The average smoker smokes 20 cigarettes per day, taking 11 puffs each. In one year, this means 80,000 drug hits. Classical conditioning suggests that when smoking repeatedly follows a neutral stimulus, conditioned responses should develop to that stimulus.
Researchers Dr. Lazev and colleagues demonstrated that smoking cues can trigger cravings for tobacco, making quitting difficult and relapse more likely. For 22 days, 8 smokers received different sensory cues such as colored lights, specific music, or citrus or cinnamon scents while either smoking or not smoking. Smokers reported a much greater urge to smoke, and their pulse rates increased, when they encountered the environmental cues that were paired with smoking, not to cues paired with nonsmoking. People automatically learned to want to smoke when certain cues are present.

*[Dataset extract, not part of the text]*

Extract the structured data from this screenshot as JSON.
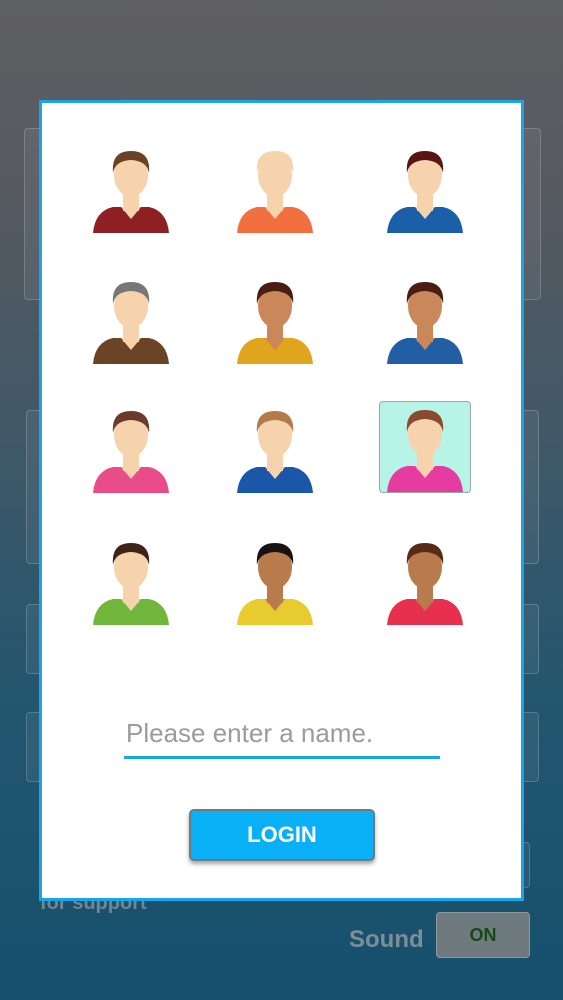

Stopping smoking is complicated but doable, involving more than just willpower. To change a habit, notice the sights, smells, sounds you associate with it. What we know from research is that if you consistently do not smoke in the presence of those cues, the cues will lose their power to create smoking urges. Avoid those cues and practice resisting the urge to smoke in their presence. Self-awareness of the cues can help us monitor and change our behaviors to live healthier lifestyles!
Lazev, Amy B., Herzog, T. A., & Brandon, T.H. (1999). Classical conditioning of environmental cues to cigarette smoking. Experimental and Clinical Psychopharmacology, 7(1), p. 56-63.
See previous Psychology Science Minute for understanding more about Classical Conditioning:
50 Pavlov Classical Conditioning